(Stored data entries)
*** Block opens ***

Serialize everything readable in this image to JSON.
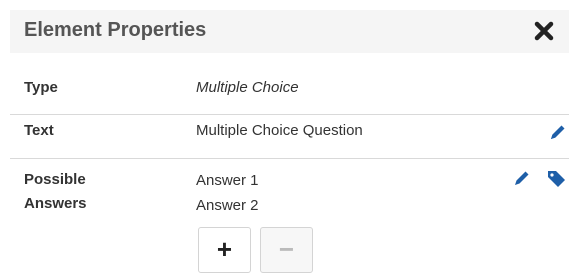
{
  "header": {
    "title": "Element Properties",
    "close_icon": "close-icon"
  },
  "properties": {
    "type": {
      "label": "Type",
      "value": "Multiple Choice"
    },
    "text": {
      "label": "Text",
      "value": "Multiple Choice Question",
      "edit_icon": "pencil-icon"
    },
    "answers": {
      "label": "Possible Answers",
      "items": [
        "Answer 1",
        "Answer 2"
      ],
      "edit_icon": "pencil-icon",
      "tag_icon": "tag-icon",
      "add_label": "+",
      "remove_label": "−"
    }
  },
  "colors": {
    "accent": "#1e5fa8",
    "header_bg": "#f5f5f5",
    "divider": "#d9d9d9"
  }
}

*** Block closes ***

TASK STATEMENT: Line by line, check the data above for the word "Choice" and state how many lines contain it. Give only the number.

SOLUTION TO THE PROBLEM: 2